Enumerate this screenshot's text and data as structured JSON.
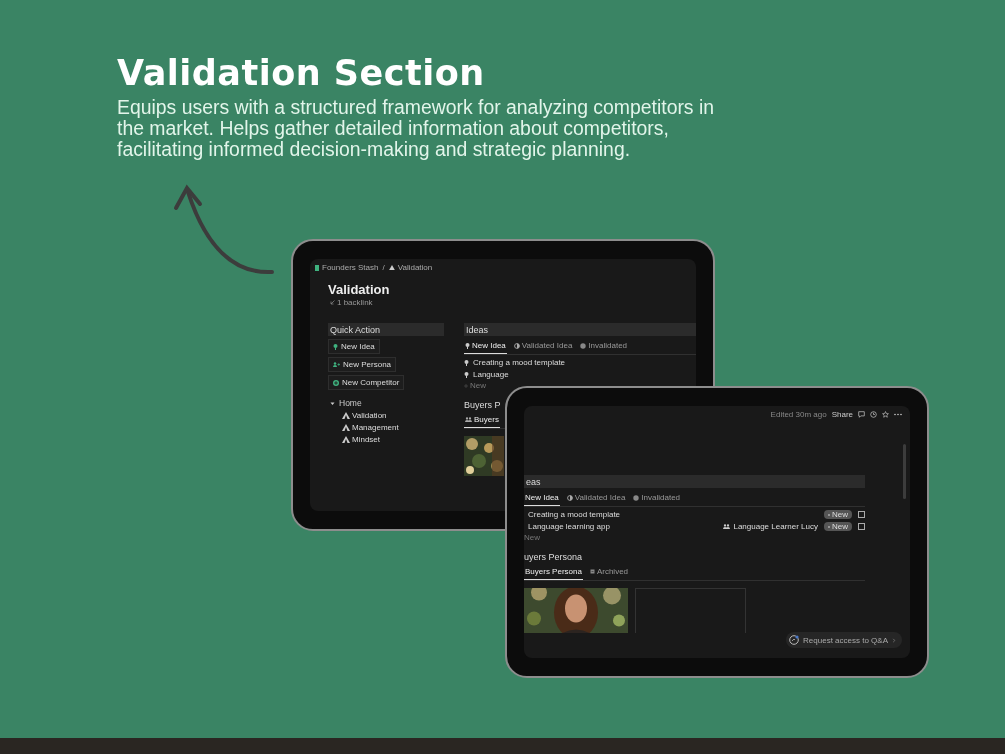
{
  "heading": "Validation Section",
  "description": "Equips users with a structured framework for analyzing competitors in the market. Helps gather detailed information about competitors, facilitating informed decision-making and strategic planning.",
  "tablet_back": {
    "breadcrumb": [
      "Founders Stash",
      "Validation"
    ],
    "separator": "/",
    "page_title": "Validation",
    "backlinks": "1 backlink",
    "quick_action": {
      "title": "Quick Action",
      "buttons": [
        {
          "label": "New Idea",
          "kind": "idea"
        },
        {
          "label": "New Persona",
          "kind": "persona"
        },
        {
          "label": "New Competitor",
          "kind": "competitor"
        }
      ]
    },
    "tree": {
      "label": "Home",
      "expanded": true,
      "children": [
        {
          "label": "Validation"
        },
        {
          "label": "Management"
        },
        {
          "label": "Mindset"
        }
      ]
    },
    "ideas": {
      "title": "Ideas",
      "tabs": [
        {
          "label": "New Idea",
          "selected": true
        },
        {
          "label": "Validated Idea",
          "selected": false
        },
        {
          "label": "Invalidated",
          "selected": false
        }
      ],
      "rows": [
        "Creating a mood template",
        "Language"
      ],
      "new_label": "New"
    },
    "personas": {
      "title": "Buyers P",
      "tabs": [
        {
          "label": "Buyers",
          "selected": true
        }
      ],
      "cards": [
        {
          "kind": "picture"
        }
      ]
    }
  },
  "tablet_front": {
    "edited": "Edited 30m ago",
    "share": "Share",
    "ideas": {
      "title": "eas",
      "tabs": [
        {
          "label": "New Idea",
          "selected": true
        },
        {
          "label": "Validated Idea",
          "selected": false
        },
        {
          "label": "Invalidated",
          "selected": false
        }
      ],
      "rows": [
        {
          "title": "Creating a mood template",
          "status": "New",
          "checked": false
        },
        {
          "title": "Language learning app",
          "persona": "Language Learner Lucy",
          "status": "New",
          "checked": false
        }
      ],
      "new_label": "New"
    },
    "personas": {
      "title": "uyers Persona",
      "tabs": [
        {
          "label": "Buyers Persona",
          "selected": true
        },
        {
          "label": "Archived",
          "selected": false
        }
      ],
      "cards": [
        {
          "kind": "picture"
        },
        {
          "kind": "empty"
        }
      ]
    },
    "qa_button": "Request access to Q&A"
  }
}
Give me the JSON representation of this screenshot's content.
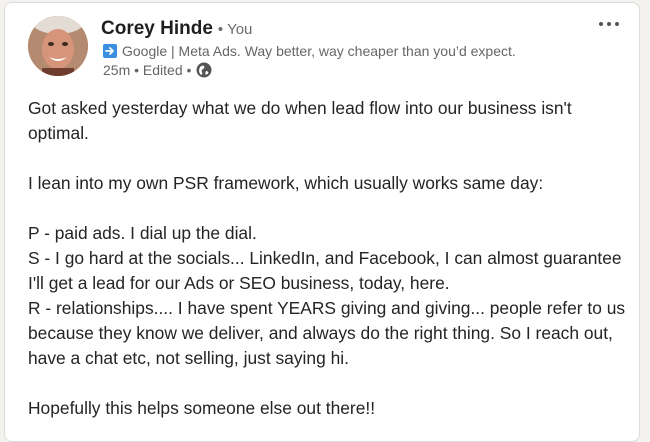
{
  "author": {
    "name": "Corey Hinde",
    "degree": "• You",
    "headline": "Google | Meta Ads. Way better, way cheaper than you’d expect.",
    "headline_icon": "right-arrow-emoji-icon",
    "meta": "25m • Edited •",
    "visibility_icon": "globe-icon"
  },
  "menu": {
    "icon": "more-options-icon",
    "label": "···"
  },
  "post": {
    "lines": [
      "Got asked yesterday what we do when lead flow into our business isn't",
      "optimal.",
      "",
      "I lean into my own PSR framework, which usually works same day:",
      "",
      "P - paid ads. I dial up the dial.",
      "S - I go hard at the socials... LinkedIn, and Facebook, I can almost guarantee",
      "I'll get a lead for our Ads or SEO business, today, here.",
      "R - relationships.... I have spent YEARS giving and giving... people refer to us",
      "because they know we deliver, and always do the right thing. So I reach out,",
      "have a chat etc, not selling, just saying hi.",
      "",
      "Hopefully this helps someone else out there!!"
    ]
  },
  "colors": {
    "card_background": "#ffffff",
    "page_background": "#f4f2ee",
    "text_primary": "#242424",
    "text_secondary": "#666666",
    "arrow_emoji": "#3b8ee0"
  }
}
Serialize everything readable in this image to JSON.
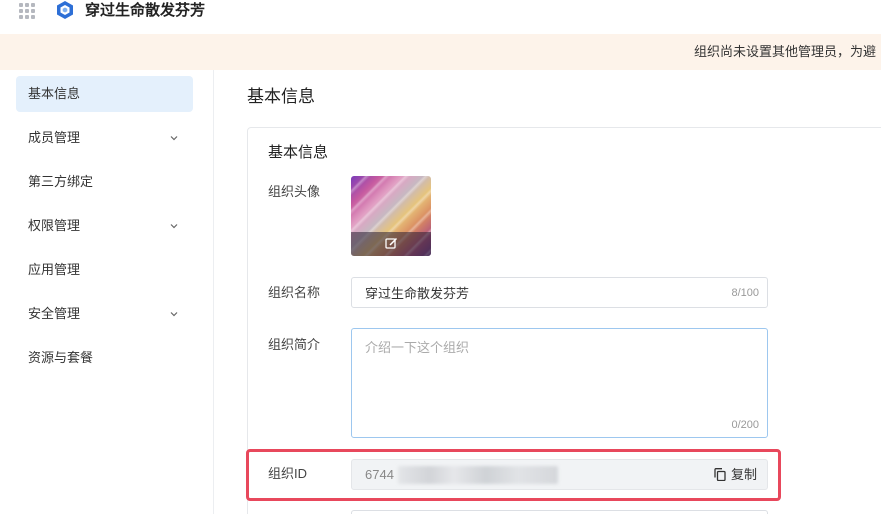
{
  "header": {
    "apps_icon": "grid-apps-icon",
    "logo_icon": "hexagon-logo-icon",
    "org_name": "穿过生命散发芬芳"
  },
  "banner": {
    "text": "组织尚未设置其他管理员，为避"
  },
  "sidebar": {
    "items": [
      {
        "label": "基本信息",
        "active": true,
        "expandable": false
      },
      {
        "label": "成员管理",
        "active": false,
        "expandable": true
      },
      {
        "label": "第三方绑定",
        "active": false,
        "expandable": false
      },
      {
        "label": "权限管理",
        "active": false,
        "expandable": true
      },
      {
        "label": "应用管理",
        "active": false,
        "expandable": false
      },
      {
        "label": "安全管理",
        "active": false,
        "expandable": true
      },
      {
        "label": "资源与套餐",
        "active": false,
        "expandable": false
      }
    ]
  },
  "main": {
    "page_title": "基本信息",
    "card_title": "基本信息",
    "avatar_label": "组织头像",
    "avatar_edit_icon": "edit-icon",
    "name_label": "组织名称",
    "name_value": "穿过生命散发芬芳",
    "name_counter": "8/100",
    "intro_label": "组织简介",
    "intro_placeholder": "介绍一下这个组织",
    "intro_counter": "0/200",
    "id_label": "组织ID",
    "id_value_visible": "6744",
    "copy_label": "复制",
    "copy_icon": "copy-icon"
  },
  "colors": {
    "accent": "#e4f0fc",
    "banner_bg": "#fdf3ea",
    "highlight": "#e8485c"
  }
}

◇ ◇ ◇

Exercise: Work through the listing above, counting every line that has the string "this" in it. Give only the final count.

Expected answer: 4